(TASK GOAL) Could you return all of the entries word for word, minus any pictures?

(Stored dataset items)
────
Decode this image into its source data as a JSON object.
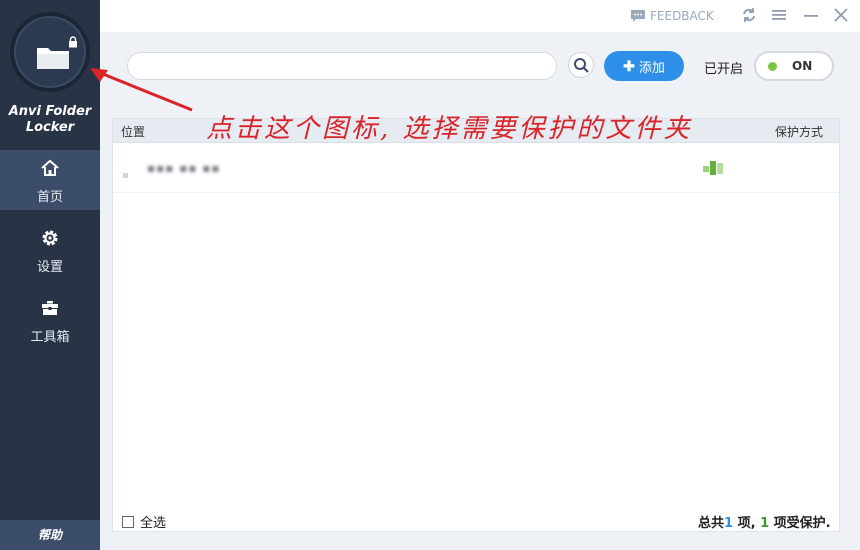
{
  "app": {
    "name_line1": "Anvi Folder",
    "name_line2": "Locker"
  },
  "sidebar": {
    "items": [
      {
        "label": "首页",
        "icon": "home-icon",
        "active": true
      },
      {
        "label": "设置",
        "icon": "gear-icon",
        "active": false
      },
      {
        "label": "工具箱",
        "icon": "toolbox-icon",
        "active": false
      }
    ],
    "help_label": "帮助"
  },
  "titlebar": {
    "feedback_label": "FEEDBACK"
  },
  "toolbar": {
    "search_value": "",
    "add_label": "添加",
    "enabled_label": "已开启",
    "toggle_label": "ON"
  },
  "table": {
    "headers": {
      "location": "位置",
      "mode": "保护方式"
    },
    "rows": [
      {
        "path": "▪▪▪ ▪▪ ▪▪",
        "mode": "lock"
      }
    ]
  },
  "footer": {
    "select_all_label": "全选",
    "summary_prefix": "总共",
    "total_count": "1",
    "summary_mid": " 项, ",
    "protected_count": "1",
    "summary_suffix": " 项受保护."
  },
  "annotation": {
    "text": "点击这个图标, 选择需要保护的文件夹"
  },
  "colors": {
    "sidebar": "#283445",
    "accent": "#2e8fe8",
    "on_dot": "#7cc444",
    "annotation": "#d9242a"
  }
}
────
(RESPONSE TO THE TASK)
Decode this image into its source data as a JSON object.
{
  "app": {
    "name_line1": "Anvi Folder",
    "name_line2": "Locker"
  },
  "sidebar": {
    "items": [
      {
        "label": "首页",
        "icon": "home-icon",
        "active": true
      },
      {
        "label": "设置",
        "icon": "gear-icon",
        "active": false
      },
      {
        "label": "工具箱",
        "icon": "toolbox-icon",
        "active": false
      }
    ],
    "help_label": "帮助"
  },
  "titlebar": {
    "feedback_label": "FEEDBACK"
  },
  "toolbar": {
    "search_value": "",
    "add_label": "添加",
    "enabled_label": "已开启",
    "toggle_label": "ON"
  },
  "table": {
    "headers": {
      "location": "位置",
      "mode": "保护方式"
    },
    "rows": [
      {
        "path": "▪▪▪ ▪▪ ▪▪",
        "mode": "lock"
      }
    ]
  },
  "footer": {
    "select_all_label": "全选",
    "summary_prefix": "总共",
    "total_count": "1",
    "summary_mid": " 项, ",
    "protected_count": "1",
    "summary_suffix": " 项受保护."
  },
  "annotation": {
    "text": "点击这个图标, 选择需要保护的文件夹"
  },
  "colors": {
    "sidebar": "#283445",
    "accent": "#2e8fe8",
    "on_dot": "#7cc444",
    "annotation": "#d9242a"
  }
}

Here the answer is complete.